Given how well I’d done in the course, the final project didn’t faze me; I presumed I could breeze through it. The night before the close of the semester, I sat down at the table to begin my work – and then it hit me. I dramatically underestimated the work involved!
A couple of hours in, it became quite clear to me that I didn’t have anywhere near enough time to finish this by the time I had to turn it in the following morning. Around that time my mom came into the room to check on my progress. She could see that it wasn’t going well.
Using an amazing amount of motherly patience, she gently asked me to walk through what needed to be done. I admitted my hubris in thinking this project was super easy and now I was at risk of being unable to turn it in, thereby receiving a big ZERO.

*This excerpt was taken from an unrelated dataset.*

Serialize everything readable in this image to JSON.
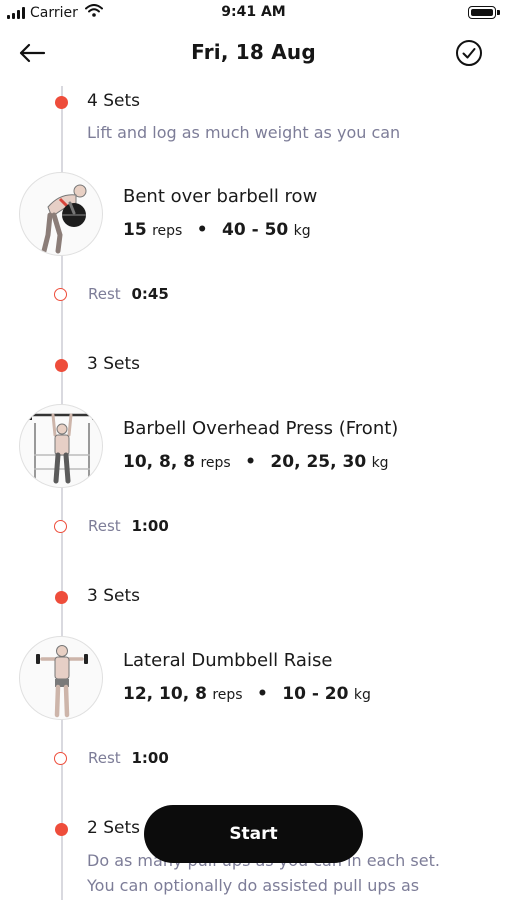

In addition to a truckload of patience, my mom also had accounting skills. She walked me through each transaction and step in the accounting process at a pace I’d never be able to achieve on my own.
Our little accounting department of two worked through most of the night together, finishing up with enough time for me to grab a tiny bit of sleep. I turned in the project with a yawn and even earned a good grade.
Never once did my mom admonish me for failing to do the work earlier or complain about helping me, even though it meant she also didn’t get much sleep.
I admired this at the time but can appreciate this act even more now that I’m grown and have children myself. I strive to achieve this every day, but it’s admittedly a work in progress.
I learned to never underestimate a task and to begin early to allow for the inevitable bumps along the way. I also learned more about my mom that night. She was unflappable despite my self-imposed time pressure, and she helped me keep a cool composure. I try to emulate many of her traits in both my personal and professional life, and I often look back on my accounting project and the example she set for me.